It was my first business travel in my new job. I was fresh out of grad school, coming off a long holiday weekend and an early flight to a day-long meeting in DC. The conference room was full of our customers, our competitors, and my manager. It was my turn to present my latest analysis.
And the slides were wrong.
I don’t mean that there were a couple numbers off. I mean that the slides were completely wrong. Somehow my colleague had sent a set of old slides that predated my current analysis. Everything in them was incorrect. And because of company restrictions, I couldn’t carry back-up slides with me.
So there I was, standing at the front of a room full of expectant faces, with absolutely no visuals. I hadn’t seen my proper slides in four days, thanks to the holiday. I had nothing to go on but my memory.
My manager sat in the back, his face hidden in his hands.
My stomach was doing flips, but I forced a smile and introduced myself. I apologized for the mix-up with the slides, explained the problem my analysis tackled, gave an overview of my current results, and promised to send an updated slide deck once we were back in the office. I even fielded a few questions.
Once finished, I headed back to my seat, and my manager leaned over. “That went surprisingly well, considering,” he whispered.
It’s true. I’d faced an absolute nightmare scenario of a presentation and gotten out okay. How?
Because I knew my story. My slides were designed to tell a specific story about my project. They laid out the motivation, method, and results in a clear, concise way. And I was familiar enough with the message behind the slides that I didn’t need those visuals to tell someone the most important things they needed to know.
I knew my message and I had the story’s beats. Even without seeing my slides in days, I had everything I truly needed.
Having faced that moment of terror successfully, I’ve never feared a presentation since. I’ve had my share of bumps, of course, but I come in with the tools I need to weather them. Here are a few of my recommendations:
- Come early and test your technology immediately. No matter what you’ve been told to expect (“Yes, the computer has an HDMI input”), be ready to troubleshoot. Bring the dongles for your laptop. Bring a USB drive with a copy of your slides. Make sure you’ve got a copy of your slides in the cloud. With all three of those options in your pocket, it’s extremely unlikely that you’ll be left without slides you can access.
- Know your story and your message. I like to think of my message as the single-tweet version of my presentation. What are the 1-2 sentences I want my audience to walk away with? Once you know your message, you can pick the key story beats necessary to explain and support that message. Your presentation can have all kinds of flash and data on top of that skeleton, but that basic structure is all you truly need.
- Don’t rely on presenter mode. It’s so very tempting to use the notes window in presenter mode to give yourself a script to follow. And you get to see what slide is next! Presenter mode is a fantastic tool, but you can’t always use it. Sometimes the tech set-up can only show you what’s directly on the screen. Be prepared to tell your story without those notes.

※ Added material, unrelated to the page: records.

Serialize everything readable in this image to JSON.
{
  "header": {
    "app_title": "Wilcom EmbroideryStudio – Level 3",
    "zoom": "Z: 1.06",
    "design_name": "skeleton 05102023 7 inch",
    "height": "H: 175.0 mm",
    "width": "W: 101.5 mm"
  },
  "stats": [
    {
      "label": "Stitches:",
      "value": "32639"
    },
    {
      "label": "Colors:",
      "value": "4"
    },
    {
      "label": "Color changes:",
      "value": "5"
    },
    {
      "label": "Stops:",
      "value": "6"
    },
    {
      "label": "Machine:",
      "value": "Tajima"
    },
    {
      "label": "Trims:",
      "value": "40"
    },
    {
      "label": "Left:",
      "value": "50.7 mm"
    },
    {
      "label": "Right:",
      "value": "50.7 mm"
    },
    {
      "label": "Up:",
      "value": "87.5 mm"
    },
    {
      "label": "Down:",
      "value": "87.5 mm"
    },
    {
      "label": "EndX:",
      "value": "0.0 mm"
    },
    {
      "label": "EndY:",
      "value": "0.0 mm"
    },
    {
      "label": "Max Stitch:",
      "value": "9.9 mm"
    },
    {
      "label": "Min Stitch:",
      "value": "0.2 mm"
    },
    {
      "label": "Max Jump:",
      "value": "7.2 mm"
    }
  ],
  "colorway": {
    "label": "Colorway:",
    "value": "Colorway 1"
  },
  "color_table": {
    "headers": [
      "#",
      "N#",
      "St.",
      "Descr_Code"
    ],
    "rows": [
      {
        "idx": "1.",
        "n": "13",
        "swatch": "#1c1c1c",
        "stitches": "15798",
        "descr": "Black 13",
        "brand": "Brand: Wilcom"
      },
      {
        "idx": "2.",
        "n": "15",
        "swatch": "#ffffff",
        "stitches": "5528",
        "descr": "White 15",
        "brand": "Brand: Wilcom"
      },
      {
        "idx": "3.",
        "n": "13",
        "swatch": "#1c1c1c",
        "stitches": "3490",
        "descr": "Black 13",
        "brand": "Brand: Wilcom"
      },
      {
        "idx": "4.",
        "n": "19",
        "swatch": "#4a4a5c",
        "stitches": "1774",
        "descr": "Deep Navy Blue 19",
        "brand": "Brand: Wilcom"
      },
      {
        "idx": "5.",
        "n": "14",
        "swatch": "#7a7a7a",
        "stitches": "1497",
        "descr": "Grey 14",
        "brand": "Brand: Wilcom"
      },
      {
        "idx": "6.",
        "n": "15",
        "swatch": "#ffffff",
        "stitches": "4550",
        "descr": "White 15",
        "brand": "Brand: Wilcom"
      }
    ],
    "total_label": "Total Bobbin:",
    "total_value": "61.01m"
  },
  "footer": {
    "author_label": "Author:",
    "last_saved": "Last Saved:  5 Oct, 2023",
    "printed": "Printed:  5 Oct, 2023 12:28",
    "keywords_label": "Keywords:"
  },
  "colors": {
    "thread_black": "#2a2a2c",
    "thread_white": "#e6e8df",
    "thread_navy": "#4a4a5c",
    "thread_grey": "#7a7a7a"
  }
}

- Be ready to improv. Did your laser pointer’s battery run out? Maybe the room is so bright that your slide’s colors aren’t visible? Make sure you can describe where your viewers should look on your graph. And if they can’t see the data for themselves, be ready to tell them what it says. Nothing ever goes perfectly in a presentation. But if you know your material and you’re willing to roll with it, you can still give a great talk.
- Apologize but don’t dwell on it. When things go wrong, acknowledge it. You can even make a joke — that helped when wind disrupted a wedding ceremony I was conducting for a friend. But don’t apologize over and over. Don’t bring up the issue — whether it was or wasn’t in your control — more than once. Acknowledge, apologize, move on. Make sure your audience walks away with your message — not the message that your talk went wrong.
With some preparation and a little luck, you’ll never experience the presentation nightmare scenario that I did. Everyone runs into bumps now and again, but if you come armed with your message and story, a little humor, and some back-up tech, you can weather any presentation’s storm.
So what’s your nightmare scenario for a presentation, and what do you do to avoid it?